[Component data from apps and pages]

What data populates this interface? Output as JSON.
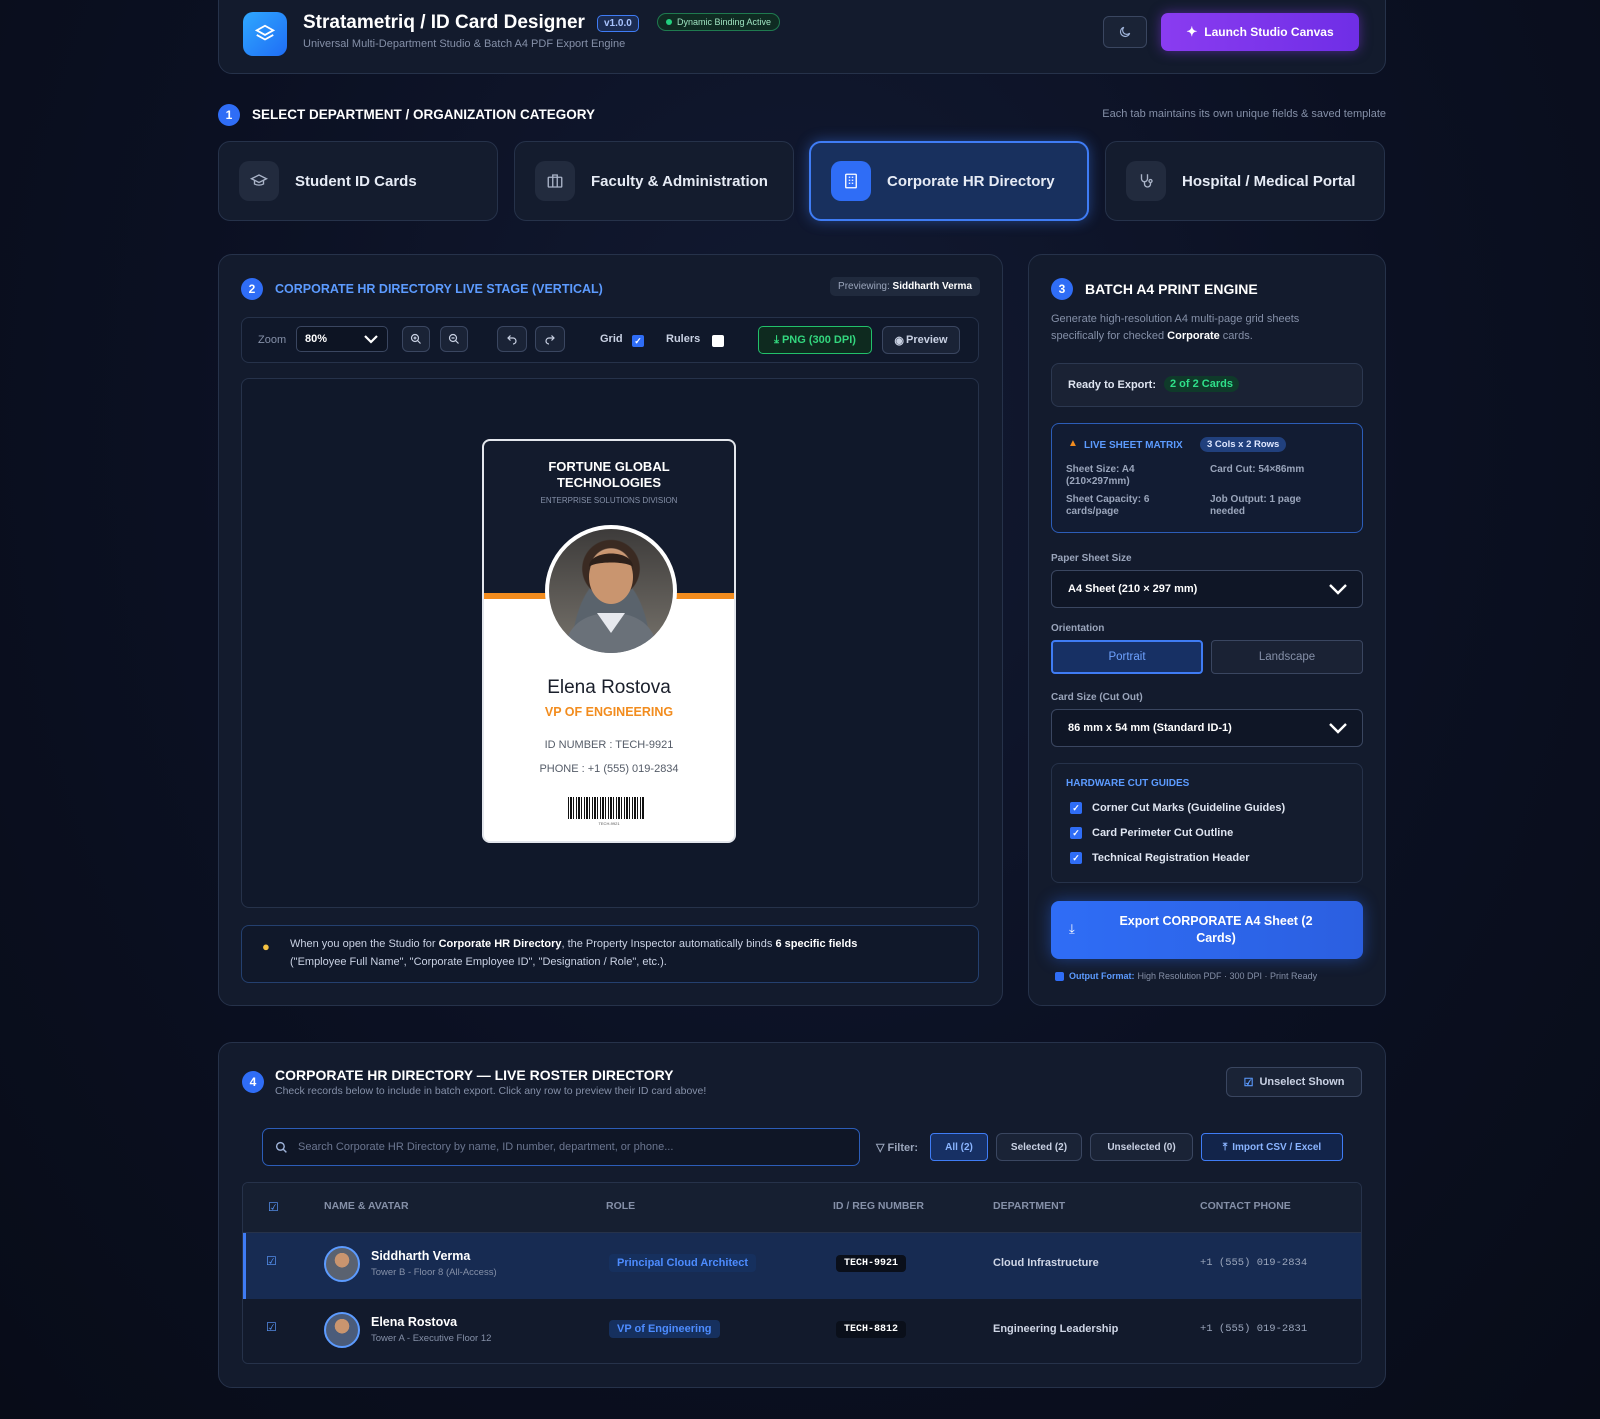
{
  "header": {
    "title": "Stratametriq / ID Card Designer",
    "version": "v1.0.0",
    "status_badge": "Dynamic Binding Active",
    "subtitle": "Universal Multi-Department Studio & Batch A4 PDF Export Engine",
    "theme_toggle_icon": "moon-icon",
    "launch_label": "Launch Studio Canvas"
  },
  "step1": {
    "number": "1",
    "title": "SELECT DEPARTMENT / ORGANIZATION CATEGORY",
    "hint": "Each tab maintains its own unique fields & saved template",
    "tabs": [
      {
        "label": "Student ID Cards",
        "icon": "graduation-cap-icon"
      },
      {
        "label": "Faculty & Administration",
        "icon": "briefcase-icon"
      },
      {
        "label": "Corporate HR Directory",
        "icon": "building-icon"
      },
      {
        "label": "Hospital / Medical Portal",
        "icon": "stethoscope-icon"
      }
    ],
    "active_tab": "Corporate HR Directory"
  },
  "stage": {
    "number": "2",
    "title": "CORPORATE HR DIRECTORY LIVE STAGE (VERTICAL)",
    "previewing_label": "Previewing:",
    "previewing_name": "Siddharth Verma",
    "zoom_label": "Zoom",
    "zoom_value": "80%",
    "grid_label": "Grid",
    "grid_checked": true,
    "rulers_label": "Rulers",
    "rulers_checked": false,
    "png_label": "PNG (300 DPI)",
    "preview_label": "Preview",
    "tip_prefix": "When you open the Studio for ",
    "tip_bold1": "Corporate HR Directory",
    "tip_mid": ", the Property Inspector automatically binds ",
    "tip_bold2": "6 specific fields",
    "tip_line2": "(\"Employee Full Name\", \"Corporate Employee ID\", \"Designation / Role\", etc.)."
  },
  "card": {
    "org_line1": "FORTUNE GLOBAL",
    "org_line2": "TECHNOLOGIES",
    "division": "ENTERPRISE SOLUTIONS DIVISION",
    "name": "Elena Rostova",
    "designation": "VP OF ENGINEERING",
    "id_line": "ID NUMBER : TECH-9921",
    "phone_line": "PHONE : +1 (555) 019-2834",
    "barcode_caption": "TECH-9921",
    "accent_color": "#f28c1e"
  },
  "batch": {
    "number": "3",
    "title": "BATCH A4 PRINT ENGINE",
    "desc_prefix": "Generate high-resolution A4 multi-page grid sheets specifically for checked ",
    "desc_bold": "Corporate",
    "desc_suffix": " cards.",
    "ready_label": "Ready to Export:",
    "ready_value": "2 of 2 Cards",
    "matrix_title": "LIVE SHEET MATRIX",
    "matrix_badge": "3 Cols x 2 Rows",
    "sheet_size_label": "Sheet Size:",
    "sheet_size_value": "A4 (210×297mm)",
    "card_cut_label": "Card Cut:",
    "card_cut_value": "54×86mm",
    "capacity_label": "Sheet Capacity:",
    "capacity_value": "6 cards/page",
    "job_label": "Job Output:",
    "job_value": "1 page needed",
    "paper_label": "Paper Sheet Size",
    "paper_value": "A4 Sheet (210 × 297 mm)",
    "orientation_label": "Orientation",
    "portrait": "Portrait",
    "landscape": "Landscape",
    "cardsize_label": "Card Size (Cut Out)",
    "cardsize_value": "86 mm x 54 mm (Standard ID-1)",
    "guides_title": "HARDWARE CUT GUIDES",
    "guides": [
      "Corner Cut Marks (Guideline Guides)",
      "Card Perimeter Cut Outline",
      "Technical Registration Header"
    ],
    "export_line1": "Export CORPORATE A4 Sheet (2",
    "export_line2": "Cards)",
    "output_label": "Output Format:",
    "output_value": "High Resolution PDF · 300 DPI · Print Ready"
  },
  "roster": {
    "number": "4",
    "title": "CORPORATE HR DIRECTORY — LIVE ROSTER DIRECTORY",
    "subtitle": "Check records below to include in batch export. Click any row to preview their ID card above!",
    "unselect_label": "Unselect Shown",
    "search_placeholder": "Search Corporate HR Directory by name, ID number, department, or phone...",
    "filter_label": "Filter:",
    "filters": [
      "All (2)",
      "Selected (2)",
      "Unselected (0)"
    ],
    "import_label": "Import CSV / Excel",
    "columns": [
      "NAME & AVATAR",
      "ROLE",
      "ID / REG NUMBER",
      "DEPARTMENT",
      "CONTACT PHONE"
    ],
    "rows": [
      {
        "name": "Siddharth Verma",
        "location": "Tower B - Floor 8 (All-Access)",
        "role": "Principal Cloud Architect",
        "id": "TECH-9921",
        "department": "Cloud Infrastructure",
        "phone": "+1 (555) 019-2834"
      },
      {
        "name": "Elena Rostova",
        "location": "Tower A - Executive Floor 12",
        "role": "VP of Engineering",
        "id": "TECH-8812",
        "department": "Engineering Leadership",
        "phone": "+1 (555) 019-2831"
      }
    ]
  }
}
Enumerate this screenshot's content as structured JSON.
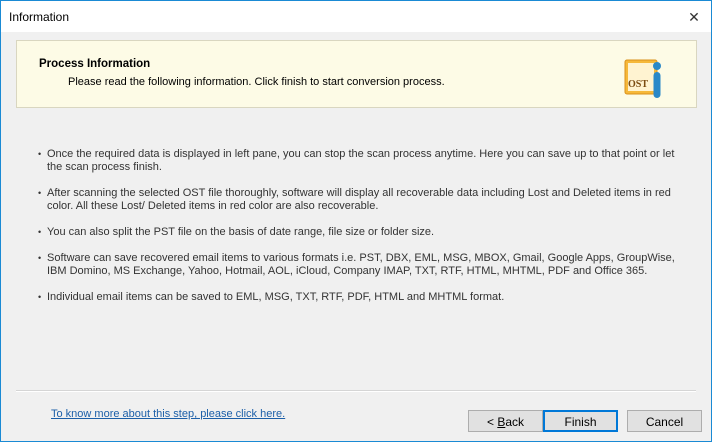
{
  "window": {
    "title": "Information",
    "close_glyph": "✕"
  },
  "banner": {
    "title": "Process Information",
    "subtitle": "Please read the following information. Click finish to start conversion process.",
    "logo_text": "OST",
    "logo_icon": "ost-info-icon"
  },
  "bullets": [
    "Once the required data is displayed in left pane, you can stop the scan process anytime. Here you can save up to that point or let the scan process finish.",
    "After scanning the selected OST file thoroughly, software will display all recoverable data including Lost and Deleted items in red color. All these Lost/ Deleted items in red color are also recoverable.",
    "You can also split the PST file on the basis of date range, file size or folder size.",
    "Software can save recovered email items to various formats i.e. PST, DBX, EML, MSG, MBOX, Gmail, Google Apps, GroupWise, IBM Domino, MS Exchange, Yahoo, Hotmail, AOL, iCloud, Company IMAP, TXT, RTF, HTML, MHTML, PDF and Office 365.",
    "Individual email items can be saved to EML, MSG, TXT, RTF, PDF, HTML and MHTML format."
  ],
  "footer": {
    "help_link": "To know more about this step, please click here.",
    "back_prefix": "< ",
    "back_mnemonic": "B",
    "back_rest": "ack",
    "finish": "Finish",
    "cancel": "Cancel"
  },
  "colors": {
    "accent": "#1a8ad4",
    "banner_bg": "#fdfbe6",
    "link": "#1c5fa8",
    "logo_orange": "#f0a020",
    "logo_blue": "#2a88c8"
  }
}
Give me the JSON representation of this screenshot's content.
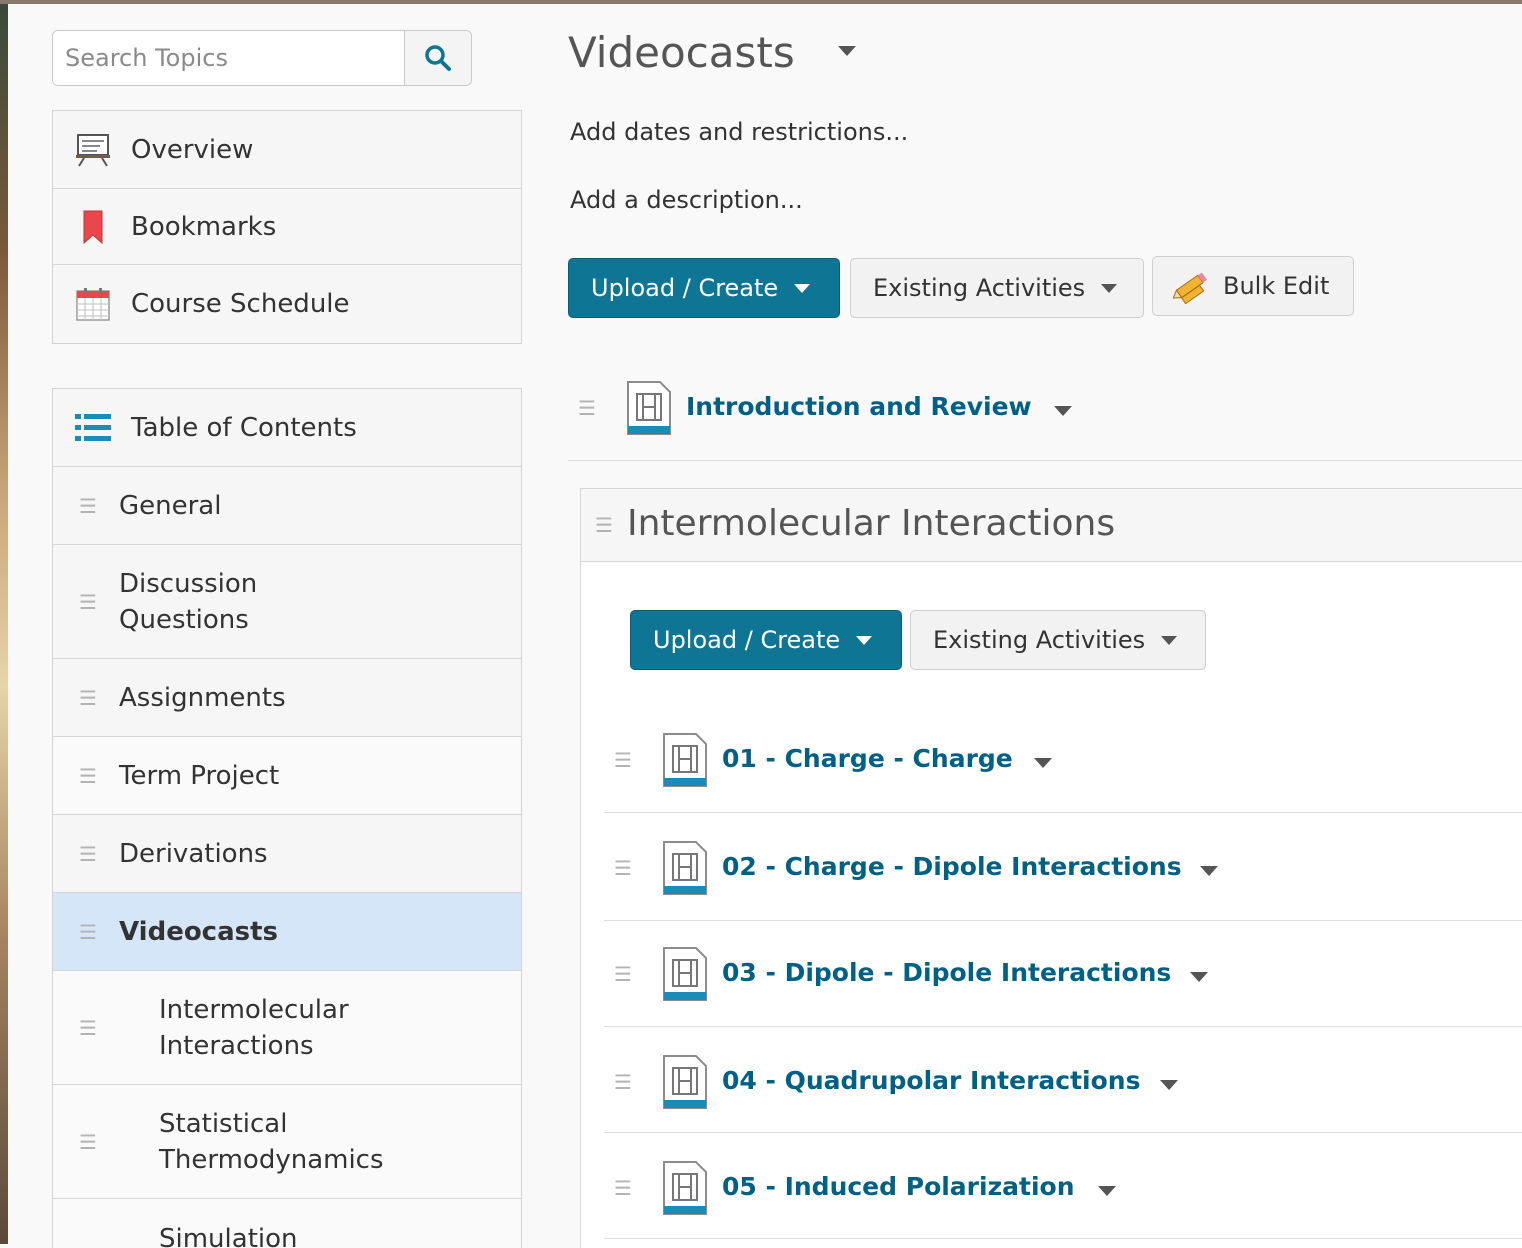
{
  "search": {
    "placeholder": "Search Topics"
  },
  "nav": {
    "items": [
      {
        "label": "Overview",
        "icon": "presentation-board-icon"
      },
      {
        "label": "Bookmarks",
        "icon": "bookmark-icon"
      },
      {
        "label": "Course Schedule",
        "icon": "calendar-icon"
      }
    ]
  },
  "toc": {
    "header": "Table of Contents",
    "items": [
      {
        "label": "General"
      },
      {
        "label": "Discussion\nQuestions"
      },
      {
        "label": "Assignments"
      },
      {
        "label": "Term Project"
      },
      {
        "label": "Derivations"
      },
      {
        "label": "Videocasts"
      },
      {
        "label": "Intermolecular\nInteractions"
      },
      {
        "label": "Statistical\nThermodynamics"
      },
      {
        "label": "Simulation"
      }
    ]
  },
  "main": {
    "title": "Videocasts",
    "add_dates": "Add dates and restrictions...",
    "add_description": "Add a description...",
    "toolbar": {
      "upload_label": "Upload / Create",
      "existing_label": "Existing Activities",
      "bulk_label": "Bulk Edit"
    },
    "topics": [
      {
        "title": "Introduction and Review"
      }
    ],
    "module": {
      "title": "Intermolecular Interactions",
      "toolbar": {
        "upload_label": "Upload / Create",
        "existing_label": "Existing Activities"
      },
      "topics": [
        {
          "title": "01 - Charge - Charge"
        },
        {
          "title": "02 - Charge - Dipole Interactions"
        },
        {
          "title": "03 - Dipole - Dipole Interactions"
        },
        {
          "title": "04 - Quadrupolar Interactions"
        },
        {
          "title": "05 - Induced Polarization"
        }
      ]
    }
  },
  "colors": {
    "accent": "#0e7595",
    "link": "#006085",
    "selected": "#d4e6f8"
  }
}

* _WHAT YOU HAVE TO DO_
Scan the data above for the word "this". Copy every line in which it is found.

* _TASK SOLUTION_
What data populates this interface? Output as JSON.
Enumerate this screenshot's content as structured JSON.
    "help_link": "To know more about this step, please click here.",
Give me the JSON representation of this screenshot's content.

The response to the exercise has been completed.